Pyromorphite: Bunker Hill mine, Kellogg, Shoshone County, Idaho. We obtained this unusual specimen from Wayne Leicht of Kristalle in at the Denver Gem and Mineral Show in 1990. We had the piece until 2006, when we sold our collection to Bryan Lees at the Collector's Edge. It was later bought by Dan Weinrich. This is Dan's photo shown to the left. This is a small cabinet specimen.

This was a collection favorite of mine.

Quartz with Amethyst Scepters: Denny Mountain, King County, Washington. We bought this specimen in 1980 from Cal Graeber when he and Kerith came to Hawaii for a visit and to see Orlando Lyman in Hilo. These scepters can be pretty spectacular and they are not very common. This specimen isn't particularly special. I mention it here because our son Chris may have spotted it at the Smithsonian in their mineral exhibit. Not positive it was ours and no idea how it got there. Not really sure when we sold it, except that it was later than 1997, based on my collection inventory records. Maybe it went to Collector's Edge.
Rhodochrosite: These specimens were both mined by Collector's Edge from the Sweet Home mine, Alma, Park County, Colorado as a part of a commercial specimen mining venture that lasted several years. We obtained these two fom Collector's Edge as a part of a trade-sell agreement for our collection in 2008. The specimen to the left is a small cabinet specimen and the one on the right is larger.
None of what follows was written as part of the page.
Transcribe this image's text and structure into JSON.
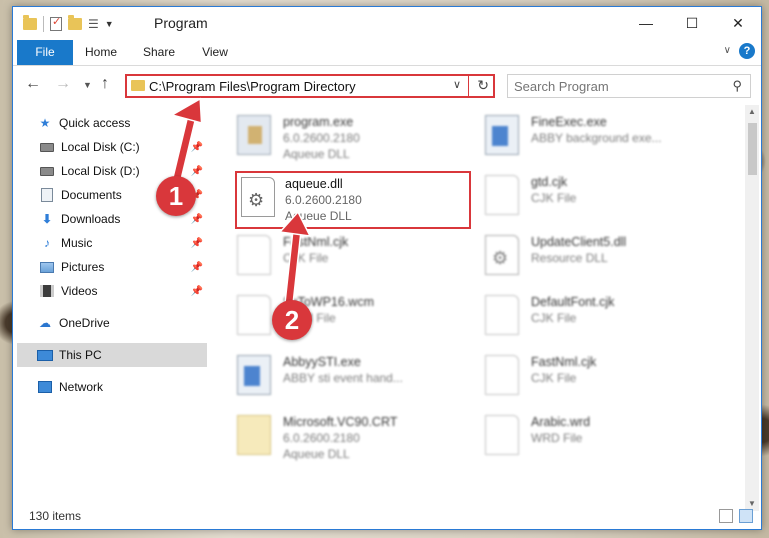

Both specimens still reside in our personal collection.

Scorodite: Easily the most famous (infamous?) specimen we have owned is the Mexican scorodite, shown in the Jeff Scoville photo to the left. It hails from the Cabrestante mine, Concepción del Oro, Zacatecas, Mexico (Wendell E. Wilson, 2016, The el Cobre and Cabrestante Mines, Mineralogical Record, vol 47, no 5, pp 585-603). We purchased the specimen from Grace & McKee Caton in Honolulu, HI in 1980. They obtained the specimen when they lived in McAllen TX from an el Paso mineral dealer. The source of this material was long contentious until it was (apparently) settled by Wilson's article in the MR. The label provided to us by the Catons simply said Mexico. Later, other sources, including the Romero Mineral Museum, described the mine as the el Cobre mine, Zacatecas. That is how we catalogued the piece in our collection.

We had the specimen until 2006, when we sold the major part of our collection to Bryan Lees at the Collector's Edge. He subsequently re-sold it to the relatively new collector Scott Rudolph. This piece is shown on the cover of the Mineralogical Record issue referenced above, and shown to the right.

This was NOT my favorite piece in our collection. I was probably put off by the glamor it carried, so much so that visitors often couldn't see the other specimens. I always knew the value and am glad we had it for a bit but I wouldn't buy it back!

Smithsonite: Kelly mine, near Socorro, New Mexico. We acquired this specimen from Tony Otero in 1987. Tony had mined extensively at the Kelly many years before and, remarkably, still had a lot of really fine specimens. We and Ken Roberts and Jim Minette all feasted on these specimens at various times. This particular specimen was featured in Ron Gibbs' article (fig 15, photo taken before we bought it) in the New Mexico issue of the Mineralogical Record (1989, vol 20, no 1), cover shown in the photo to the right.

We sold it to the Collector's Edge in 2006. Local Denver collector/dealer Sandor Fuss bought it from them. This was another of my favorite collection specimens. It is a cabinet specimen.